━━━━━ Task inputs
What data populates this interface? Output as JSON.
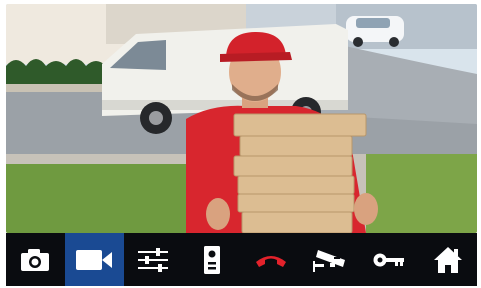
{
  "camera_feed": {
    "description": "",
    "colors": {
      "sky": "#cfe0f0",
      "road": "#8e9399",
      "grass": "#7aa64a",
      "van": "#f2f2ee",
      "shirt": "#d8262e",
      "cap": "#d3222b",
      "boxes": "#d9b98c"
    }
  },
  "toolbar": {
    "active_index": 1,
    "accent_color": "#1a4a93",
    "hangup_color": "#e3222b",
    "icon_color": "#ffffff",
    "buttons": [
      {
        "name": "snapshot",
        "icon": "camera-icon"
      },
      {
        "name": "record-video",
        "icon": "video-camera-icon"
      },
      {
        "name": "settings",
        "icon": "sliders-icon"
      },
      {
        "name": "door-panel",
        "icon": "intercom-panel-icon"
      },
      {
        "name": "hang-up",
        "icon": "phone-hangup-icon"
      },
      {
        "name": "cctv",
        "icon": "cctv-camera-icon"
      },
      {
        "name": "unlock",
        "icon": "key-icon"
      },
      {
        "name": "home",
        "icon": "home-icon"
      }
    ]
  }
}
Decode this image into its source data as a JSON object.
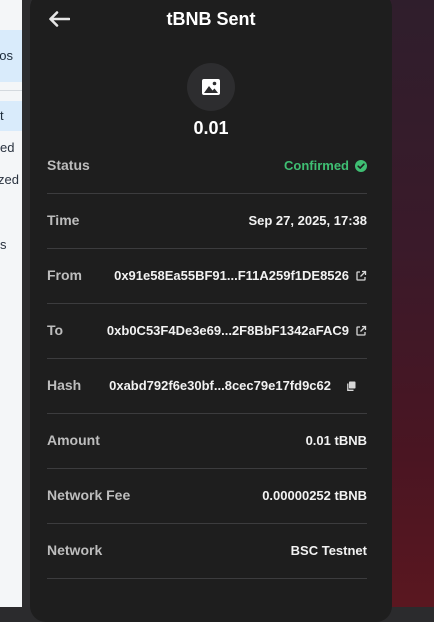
{
  "background": {
    "left_items": [
      "pos",
      "t",
      "ed",
      "zed",
      "s"
    ]
  },
  "header": {
    "title": "tBNB Sent"
  },
  "amount": "0.01",
  "details": {
    "status_label": "Status",
    "status_value": "Confirmed",
    "time_label": "Time",
    "time_value": "Sep 27, 2025, 17:38",
    "from_label": "From",
    "from_value": "0x91e58Ea55BF91...F11A259f1DE8526",
    "to_label": "To",
    "to_value": "0xb0C53F4De3e69...2F8BbF1342aFAC9",
    "hash_label": "Hash",
    "hash_value": "0xabd792f6e30bf...8cec79e17fd9c62",
    "amount_label": "Amount",
    "amount_value": "0.01 tBNB",
    "fee_label": "Network Fee",
    "fee_value": "0.00000252 tBNB",
    "network_label": "Network",
    "network_value": "BSC Testnet"
  },
  "colors": {
    "panel_bg": "#1e1e1e",
    "confirmed": "#3fbf73",
    "divider": "#3c3c3e"
  }
}
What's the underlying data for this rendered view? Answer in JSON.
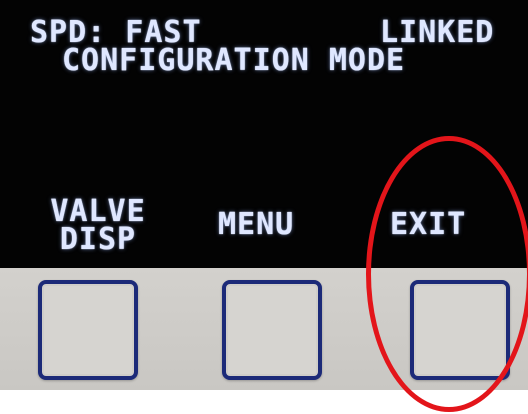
{
  "display": {
    "speed_label": "SPD: FAST",
    "linked_label": "LINKED",
    "mode_label": "CONFIGURATION MODE",
    "softkeys": [
      {
        "line1": "VALVE",
        "line2": "DISP"
      },
      {
        "line1": "MENU"
      },
      {
        "line1": "EXIT"
      }
    ]
  },
  "colors": {
    "screen_background": "#030303",
    "lcd_text": "#dfe7ff",
    "panel": "#d3d1cd",
    "key_border": "#1c2a78",
    "annotation_circle": "#e3151a"
  }
}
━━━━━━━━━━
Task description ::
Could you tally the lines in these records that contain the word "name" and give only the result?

Solution to the exercise ::
8